Letters Sun Microsystems made peace with Microsoft last week. But if Sun doesn't stand for not being Microsoft, then what does it stand for?
"As a nine-year Sun veteran, I need to thank you for putting my thoughts and feelings into words," writes one reader. "Since Thursday I have been wrestling with why this whole thing has my gut in knots. It wasn't the Scott & Steve Handshake, It wasn't that we didn't get enough money. It wasn't even that we never got MSFT to admit to wrong doing."
"It was exactly what you said 'What does Sun Stand for????'. I used to know. I used to follow Scott blindly because he told us every day that we were doing necessary work.
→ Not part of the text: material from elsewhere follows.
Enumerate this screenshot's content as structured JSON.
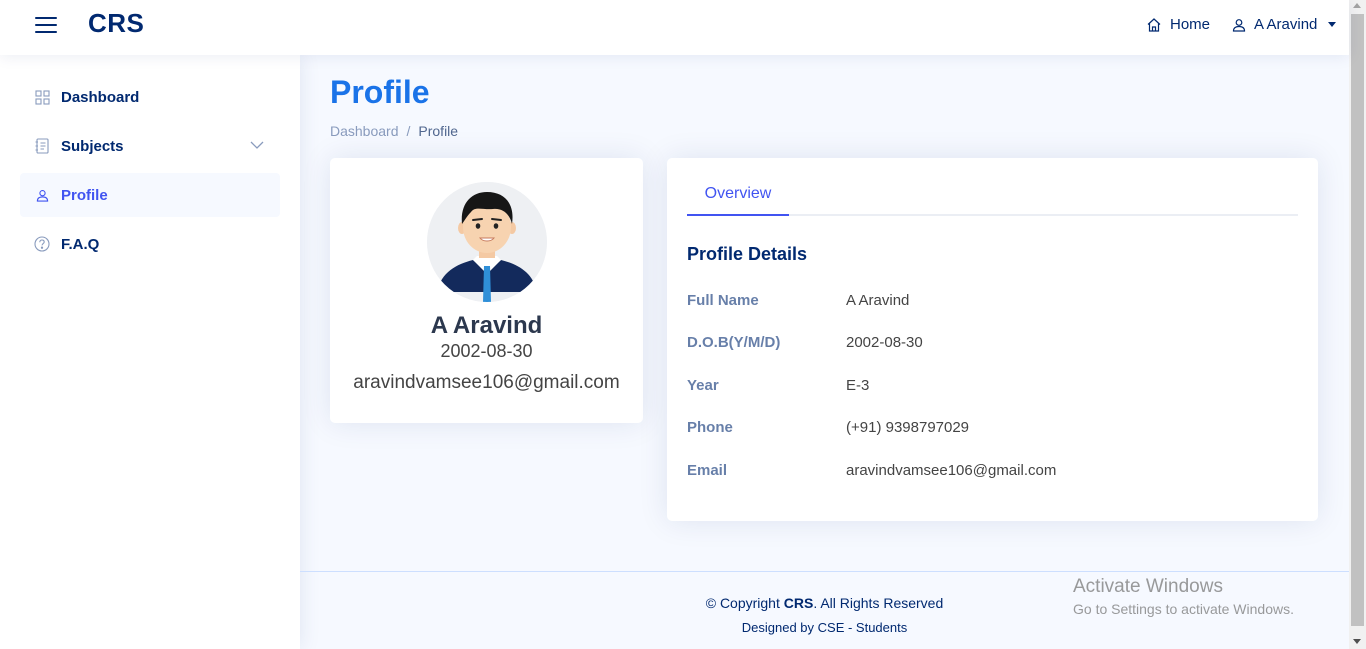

We were gonna keep the world safe for innovation. I believed in Scott. I believed in a guy who made no excuses for doing things different. I believed in a guy who lead us even though he didn't need the money."
But it wasn't typical of sentiments this week. Defining yourself as being against something isn't very healthy.
Sun Labs veteran Geoff Arnold writes: " I'm sure that psychologists have a term (and a DSM IV category) for people who define themselves by what they are against rather than what they are for, by who they are not rather than who they are. Anyway, it became an institutionalized thing, much like the Red Sox and the Yankees, or Glasgow Celtics and Glasgow Rangers."
Long-time Sun watcher and financial analyst Mark Stahlmann offered us this yesterday.
"There's room for a Green Team that isn't the Red Team, Microsoft and Intel, or the Blue Team, IBM. Sun can be an independent power supply for service providers. It's ground zero now. These pieces must interact in a secure and reliable fashion."
Security and reliability are two qualities the Red Team doesn't do very well. And in terms of security, Red's best is getting worse: it almost seems cute now that people used to mention Windows NT in the same breath as VMS. This doesn't happen very often nowadays.
"I remember the anguish when Andy Becholsteim [Sun co-founder who recently rejoined] introduced SPARC, and a $15,000 computer could do what a $50,000 computer did. Sun is doing this again," says Stahlmann.
So perhaps McNealy doesn't need to change the tune very drastically. The biggest orthodoxy that he'll need to challenge is that customers will pay for quality. ®